It will help your child to see that when someone special dies things change, but that doesn’t mean it’s not ok. In the beginning the changes can feel strange and confusing, but you and your child can get used to them and find ways to be happy. Your family will continue to be ok and there are a lot of things that will remain normal.
Children need to have comforting feelings about the future and the good things it holds for them. However, they will need help and guidance in imagining the future. A child needs a caregiver who can help them envision and create a meaningful future with possibilities for happiness. Children can also benefit from maintaining a sense of connection to the deceased person and it’s important for them to be included in things you do to honor the person who died. However, this may be more about teaching them values and less about feelings of safety and support. What is more important for a child is maintaining a sense of security and normalcy in a world in which their friend or family member is no longer present.
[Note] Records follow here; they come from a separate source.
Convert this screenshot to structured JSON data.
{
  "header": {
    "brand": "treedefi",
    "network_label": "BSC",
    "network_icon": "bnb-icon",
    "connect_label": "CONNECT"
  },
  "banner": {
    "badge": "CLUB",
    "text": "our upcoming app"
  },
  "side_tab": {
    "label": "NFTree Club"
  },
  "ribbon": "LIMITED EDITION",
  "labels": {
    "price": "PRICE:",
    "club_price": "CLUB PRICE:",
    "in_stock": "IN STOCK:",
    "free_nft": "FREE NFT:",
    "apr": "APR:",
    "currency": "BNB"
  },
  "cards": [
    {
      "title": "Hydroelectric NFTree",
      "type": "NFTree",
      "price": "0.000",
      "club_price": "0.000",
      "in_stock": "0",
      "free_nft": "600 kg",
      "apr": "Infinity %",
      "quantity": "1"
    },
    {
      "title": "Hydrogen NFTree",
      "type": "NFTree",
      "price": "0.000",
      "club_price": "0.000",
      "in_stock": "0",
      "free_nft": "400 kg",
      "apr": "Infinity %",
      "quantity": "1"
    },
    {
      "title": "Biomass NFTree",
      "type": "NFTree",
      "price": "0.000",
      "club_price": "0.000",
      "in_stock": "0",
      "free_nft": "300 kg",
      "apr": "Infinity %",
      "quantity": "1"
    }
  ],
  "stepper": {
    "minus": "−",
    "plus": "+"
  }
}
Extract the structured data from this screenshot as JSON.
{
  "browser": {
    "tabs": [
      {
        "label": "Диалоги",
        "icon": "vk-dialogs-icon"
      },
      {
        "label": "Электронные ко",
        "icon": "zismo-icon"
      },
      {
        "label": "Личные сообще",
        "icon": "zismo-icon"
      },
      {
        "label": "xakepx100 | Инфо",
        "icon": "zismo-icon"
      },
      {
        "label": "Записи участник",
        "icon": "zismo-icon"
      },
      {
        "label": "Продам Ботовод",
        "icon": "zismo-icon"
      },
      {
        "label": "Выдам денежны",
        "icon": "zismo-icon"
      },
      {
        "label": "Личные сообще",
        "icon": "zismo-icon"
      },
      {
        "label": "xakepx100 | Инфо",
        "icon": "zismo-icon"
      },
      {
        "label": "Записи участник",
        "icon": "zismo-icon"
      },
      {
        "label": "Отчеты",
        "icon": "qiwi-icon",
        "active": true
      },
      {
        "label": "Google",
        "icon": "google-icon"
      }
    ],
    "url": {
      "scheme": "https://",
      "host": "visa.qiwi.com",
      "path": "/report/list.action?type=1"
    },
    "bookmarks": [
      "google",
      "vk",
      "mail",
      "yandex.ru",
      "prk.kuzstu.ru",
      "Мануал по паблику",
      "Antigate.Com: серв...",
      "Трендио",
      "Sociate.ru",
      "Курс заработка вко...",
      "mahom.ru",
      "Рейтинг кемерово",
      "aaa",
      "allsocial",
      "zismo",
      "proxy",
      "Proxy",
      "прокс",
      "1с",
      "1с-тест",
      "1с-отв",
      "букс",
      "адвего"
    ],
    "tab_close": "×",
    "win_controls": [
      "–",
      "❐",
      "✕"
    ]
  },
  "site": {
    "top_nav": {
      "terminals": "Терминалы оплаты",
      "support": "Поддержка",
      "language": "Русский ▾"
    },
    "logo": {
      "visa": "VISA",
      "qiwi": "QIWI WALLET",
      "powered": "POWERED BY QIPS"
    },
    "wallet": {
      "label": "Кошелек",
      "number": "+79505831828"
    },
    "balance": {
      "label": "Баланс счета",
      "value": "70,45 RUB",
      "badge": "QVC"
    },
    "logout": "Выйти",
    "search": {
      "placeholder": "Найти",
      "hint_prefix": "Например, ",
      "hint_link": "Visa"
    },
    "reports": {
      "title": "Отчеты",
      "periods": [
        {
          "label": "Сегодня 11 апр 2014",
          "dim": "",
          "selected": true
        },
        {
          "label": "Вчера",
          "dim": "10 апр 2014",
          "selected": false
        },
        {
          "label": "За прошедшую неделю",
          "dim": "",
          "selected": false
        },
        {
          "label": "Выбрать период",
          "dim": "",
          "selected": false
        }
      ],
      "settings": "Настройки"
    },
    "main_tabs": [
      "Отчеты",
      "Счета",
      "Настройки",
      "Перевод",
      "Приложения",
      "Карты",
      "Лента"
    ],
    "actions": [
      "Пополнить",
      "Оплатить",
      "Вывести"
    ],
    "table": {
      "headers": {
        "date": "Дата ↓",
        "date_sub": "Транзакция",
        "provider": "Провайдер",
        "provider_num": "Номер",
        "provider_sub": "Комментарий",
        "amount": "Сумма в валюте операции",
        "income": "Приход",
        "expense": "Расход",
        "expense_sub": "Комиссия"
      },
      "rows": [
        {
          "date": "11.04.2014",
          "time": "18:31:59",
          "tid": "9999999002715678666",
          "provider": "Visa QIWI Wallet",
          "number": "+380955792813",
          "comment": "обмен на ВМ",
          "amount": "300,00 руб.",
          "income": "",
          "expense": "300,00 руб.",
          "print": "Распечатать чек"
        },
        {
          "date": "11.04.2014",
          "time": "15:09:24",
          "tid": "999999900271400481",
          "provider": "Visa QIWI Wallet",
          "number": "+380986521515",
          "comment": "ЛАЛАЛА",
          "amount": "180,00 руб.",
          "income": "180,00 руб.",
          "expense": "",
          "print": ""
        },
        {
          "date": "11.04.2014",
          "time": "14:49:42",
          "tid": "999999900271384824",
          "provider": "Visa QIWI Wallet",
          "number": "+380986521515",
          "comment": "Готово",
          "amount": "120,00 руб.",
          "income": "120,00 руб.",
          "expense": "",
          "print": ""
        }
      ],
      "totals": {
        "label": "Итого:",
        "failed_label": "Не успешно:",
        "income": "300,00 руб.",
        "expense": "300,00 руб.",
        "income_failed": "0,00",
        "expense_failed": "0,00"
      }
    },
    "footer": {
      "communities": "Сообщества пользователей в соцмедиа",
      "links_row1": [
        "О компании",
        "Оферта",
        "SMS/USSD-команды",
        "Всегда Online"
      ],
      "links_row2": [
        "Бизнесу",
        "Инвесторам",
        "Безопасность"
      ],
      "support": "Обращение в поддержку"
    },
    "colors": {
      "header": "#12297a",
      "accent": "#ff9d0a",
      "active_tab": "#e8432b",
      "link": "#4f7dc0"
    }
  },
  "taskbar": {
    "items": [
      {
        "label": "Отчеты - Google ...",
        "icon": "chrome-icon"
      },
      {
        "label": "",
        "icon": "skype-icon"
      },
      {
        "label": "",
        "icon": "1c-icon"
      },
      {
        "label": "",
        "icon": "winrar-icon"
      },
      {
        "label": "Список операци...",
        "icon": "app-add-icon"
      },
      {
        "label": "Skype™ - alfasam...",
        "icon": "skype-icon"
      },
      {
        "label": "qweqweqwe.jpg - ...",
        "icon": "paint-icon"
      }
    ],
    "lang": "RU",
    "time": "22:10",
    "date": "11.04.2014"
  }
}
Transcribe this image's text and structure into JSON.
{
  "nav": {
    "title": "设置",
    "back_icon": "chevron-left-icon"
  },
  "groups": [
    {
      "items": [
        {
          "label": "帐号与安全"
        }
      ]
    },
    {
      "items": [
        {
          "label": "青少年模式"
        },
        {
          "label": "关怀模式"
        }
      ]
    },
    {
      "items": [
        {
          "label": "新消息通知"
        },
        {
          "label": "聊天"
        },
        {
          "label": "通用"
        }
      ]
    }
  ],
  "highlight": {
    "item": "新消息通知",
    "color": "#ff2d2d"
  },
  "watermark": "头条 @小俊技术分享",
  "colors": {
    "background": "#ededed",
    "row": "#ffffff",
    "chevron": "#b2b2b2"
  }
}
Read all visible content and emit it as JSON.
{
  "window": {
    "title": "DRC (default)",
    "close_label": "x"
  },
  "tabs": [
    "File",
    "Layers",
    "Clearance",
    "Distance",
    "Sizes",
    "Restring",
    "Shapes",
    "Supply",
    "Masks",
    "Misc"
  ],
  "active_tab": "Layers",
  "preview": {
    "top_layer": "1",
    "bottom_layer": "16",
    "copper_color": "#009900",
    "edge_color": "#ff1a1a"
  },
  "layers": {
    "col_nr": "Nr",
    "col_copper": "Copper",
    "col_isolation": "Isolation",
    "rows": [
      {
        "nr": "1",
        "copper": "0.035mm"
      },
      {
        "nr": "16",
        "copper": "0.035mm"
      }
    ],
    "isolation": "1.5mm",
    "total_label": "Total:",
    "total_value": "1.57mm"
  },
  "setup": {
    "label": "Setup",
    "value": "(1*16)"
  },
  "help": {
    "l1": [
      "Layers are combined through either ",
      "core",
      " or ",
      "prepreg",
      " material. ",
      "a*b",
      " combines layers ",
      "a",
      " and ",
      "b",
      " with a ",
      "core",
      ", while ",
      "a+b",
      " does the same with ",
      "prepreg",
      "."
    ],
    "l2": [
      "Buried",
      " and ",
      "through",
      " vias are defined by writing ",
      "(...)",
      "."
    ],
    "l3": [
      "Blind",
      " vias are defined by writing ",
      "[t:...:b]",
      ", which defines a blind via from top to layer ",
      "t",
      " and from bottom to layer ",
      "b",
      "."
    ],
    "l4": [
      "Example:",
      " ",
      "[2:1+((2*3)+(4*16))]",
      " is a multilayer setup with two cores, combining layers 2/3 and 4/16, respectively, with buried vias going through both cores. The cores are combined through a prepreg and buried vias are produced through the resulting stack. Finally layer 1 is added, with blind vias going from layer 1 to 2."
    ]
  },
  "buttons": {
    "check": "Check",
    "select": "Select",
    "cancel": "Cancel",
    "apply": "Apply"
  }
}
When someone special dies, you may feel that you have lost your future. If so, your child will likely sense that. In order to help your child, you need to envision a life moving forward that has a sense of purpose, meaning and possibilities for joy and satisfaction.
People who are grieving intensely can begin to think about how their lives can move forward in a positive way. You might ask yourself the question, “what do I want for myself in a world without my loved one?” Parents need to feel comfortable thinking about the future in this way. If you notice that you are having trouble with this, see if you can analyze it. Are you feeling survivor guilt? Does it feel somehow wrong for you to enjoy your life? If so, please practice self-compassion and remind yourself that you are not helping your deceased loved one by depriving yourself and your children.
Like adults, it’s important for children to start to envision their lives moving forward in a positive way. It’s important for them to have things to look forward to, just as they did before this loss. As a caregiver, you can help your child look forward to things in different ways. You can do this by talking about their future, by thinking of vacation plans, things they want to learn or do, places they want to go, or people they want to be with.
It will help your family if you find ways to keep lines of communication open and continue to discuss what is painful, as well as what you are looking forward to. This may be difficult if you are experiencing intense grief yourself. If so, this is another reason to find your way to feeling comfortable with your own grief. It will find its place and know grief will move around over time. If grief continues to be intense, you can still find times when you set it aside. You can remind yourself that your loved one would want you to do this and that your child needs you to do it.